The Illusion of Control
It is number four on the list.
The list is actually a good set of questions at the beginning of Positive Discipline for Teenagers: Empowering Your Teen and Yourself Through Kind and Firm Parenting, which was written by Jane Nelsen and Lynn Lott and that was published in 2000. (When did 2000 start sounding like it was a long time ago?)
The questions are meant to set the tone for the focus of the book and provide an outline for the book’s content. Today’s blog, though, is not meant to be a review of the book, rather it is overarching Question #4 that gets our attention.
4. Do you have the illusion that control is effective with teens?
The authors admit that “control sometimes provides the illusion of success on a short-term basis,” but that sooner or later kids being controlled will go “underground” in search of simple freedoms and power. Going underground means that kids will comply on the surface when they are in the presence of a parent or teacher, but then will behave differently when alone or with friends. This is why the phrase “illusion of control” is so important.
Developmentally, the importance of the teen years cannot be overstated. It is an intense decade of insecurity, fear, and angst, but it also brings the discovery of personal identity and values, a process that begins to form an overall view of the world. Teens, rather than going underground to elude adult control, need caring adults in their lives to help them navigate the pressures and complexities. It is developmentally appropriate for teens to want to separate from parents and teachers, though. Just like baby eaglets high up in a nest, each of them will need to at some point step out into the unknown and fly on her/his own.
Because teens are no different than other members of the human race (no, they are not from a different planet) and are internally-controlled just like the rest of us, external control will lead to two possible outcomes –
1) Adult efforts to control teen thinking and behavior will cause them to go underground where they can attempt to live their lives on their own terms.
2) Adult efforts to control teen thinking and behavior will cause them to give up on discovering their own identity and values and lead them to be dependent on others for their thinking and their direction.
I assume that we are in agreement that neither of these options is appealing.
Glasser believed that the most important thing when it comes to parents, teachers, and teens is to get and stay connected. Getting and staying connected means that we will not attempt to force our Quality World pictures into the heads of the important teens in our lives. As Glasser said repeatedly, as long as we are connected we have influence. When we attempt to externally control a teen we threaten and often sever that influence. And we unwittingly do this at a time when teens most need our influence.

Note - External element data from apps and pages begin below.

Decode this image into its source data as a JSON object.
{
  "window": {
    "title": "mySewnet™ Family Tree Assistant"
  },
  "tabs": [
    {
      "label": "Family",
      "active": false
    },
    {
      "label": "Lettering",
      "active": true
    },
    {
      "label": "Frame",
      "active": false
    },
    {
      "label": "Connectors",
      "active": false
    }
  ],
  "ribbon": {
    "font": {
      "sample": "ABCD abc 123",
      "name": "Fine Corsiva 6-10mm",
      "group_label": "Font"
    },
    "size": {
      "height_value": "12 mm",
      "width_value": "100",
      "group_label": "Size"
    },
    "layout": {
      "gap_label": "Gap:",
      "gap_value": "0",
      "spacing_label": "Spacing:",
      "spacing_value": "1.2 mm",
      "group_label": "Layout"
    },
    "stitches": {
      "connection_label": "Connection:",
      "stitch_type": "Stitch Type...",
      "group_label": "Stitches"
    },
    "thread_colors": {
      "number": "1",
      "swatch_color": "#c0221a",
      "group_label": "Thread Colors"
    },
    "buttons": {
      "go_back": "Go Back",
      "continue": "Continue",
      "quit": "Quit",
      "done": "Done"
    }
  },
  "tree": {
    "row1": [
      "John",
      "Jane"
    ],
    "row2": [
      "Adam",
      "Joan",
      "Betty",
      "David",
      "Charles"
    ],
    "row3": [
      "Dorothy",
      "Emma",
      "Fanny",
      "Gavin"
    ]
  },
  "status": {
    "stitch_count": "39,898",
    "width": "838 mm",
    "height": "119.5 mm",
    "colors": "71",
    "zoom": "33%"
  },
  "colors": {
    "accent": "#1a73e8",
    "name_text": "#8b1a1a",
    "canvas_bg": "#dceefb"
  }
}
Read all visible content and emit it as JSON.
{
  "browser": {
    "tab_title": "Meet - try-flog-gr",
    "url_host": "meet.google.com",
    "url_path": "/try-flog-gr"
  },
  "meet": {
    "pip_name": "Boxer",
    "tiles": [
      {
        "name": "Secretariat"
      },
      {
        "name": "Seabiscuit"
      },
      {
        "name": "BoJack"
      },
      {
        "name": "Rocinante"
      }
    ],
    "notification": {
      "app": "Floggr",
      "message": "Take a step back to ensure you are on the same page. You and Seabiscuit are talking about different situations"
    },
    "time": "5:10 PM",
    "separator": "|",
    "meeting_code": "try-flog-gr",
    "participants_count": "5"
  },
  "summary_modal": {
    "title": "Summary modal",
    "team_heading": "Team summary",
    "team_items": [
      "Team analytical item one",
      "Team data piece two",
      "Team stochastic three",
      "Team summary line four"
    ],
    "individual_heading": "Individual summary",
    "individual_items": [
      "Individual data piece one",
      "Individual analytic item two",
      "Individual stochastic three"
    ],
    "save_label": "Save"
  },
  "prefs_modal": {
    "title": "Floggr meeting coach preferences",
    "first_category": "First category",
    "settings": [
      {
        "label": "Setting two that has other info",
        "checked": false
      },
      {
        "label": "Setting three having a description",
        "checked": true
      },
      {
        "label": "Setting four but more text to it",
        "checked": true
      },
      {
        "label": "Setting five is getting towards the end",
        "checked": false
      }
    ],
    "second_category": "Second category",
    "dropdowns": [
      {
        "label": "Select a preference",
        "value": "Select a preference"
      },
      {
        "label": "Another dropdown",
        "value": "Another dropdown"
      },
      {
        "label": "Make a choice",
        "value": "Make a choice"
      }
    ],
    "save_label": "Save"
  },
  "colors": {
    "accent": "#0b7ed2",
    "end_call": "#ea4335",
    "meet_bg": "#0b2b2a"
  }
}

As long as we are connected, we have influence.
Positive relationships, connection, and influence are the result of our learning to use the Caring Habits, rather than the Deadly Habits. It always comes back to this.
Here is the complete list of overarching questions at the start of the book, Positive Discipline for Teenagers.
Are you building appropriate bridges for your teen?
Do you understand the developmental growth process?
Have you lost your perspective and your sense of humor?
Do you have the illusion that control is effective with teens?
How will your teen react to your new parenting skills?
Have you forgotten that you count, too?
Does your teen have the same needs as other teens?
Are you working with your teen?
Two courses on Choice Theory beliefs and strategies are scheduled for this summer (2018) at Pacific Union College. They are –
The Better Plan 1 June 25-28
The Better Plan 2 July 9-12